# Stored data
- - -

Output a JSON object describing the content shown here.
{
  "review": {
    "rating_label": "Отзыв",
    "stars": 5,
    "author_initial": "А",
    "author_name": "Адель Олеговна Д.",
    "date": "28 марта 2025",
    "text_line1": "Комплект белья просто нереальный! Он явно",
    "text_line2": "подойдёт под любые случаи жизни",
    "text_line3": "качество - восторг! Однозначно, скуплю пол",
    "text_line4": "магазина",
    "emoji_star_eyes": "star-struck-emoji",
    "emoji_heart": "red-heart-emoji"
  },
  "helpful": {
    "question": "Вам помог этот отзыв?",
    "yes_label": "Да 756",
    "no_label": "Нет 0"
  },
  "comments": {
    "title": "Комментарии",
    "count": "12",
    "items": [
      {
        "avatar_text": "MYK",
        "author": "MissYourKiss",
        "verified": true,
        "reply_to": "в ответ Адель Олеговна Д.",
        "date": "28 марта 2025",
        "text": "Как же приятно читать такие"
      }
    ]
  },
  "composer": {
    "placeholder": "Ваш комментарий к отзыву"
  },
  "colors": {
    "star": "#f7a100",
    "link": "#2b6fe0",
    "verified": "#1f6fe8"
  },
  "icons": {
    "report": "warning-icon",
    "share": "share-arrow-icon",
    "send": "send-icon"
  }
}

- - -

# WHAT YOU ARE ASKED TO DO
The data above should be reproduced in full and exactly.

# EXERCISE OUTPUT
Output a JSON object describing the content shown here.
{
  "review": {
    "rating_label": "Отзыв",
    "stars": 5,
    "author_initial": "А",
    "author_name": "Адель Олеговна Д.",
    "date": "28 марта 2025",
    "text_line1": "Комплект белья просто нереальный! Он явно",
    "text_line2": "подойдёт под любые случаи жизни",
    "text_line3": "качество - восторг! Однозначно, скуплю пол",
    "text_line4": "магазина",
    "emoji_star_eyes": "star-struck-emoji",
    "emoji_heart": "red-heart-emoji"
  },
  "helpful": {
    "question": "Вам помог этот отзыв?",
    "yes_label": "Да 756",
    "no_label": "Нет 0"
  },
  "comments": {
    "title": "Комментарии",
    "count": "12",
    "items": [
      {
        "avatar_text": "MYK",
        "author": "MissYourKiss",
        "verified": true,
        "reply_to": "в ответ Адель Олеговна Д.",
        "date": "28 марта 2025",
        "text": "Как же приятно читать такие"
      }
    ]
  },
  "composer": {
    "placeholder": "Ваш комментарий к отзыву"
  },
  "colors": {
    "star": "#f7a100",
    "link": "#2b6fe0",
    "verified": "#1f6fe8"
  },
  "icons": {
    "report": "warning-icon",
    "share": "share-arrow-icon",
    "send": "send-icon"
  }
}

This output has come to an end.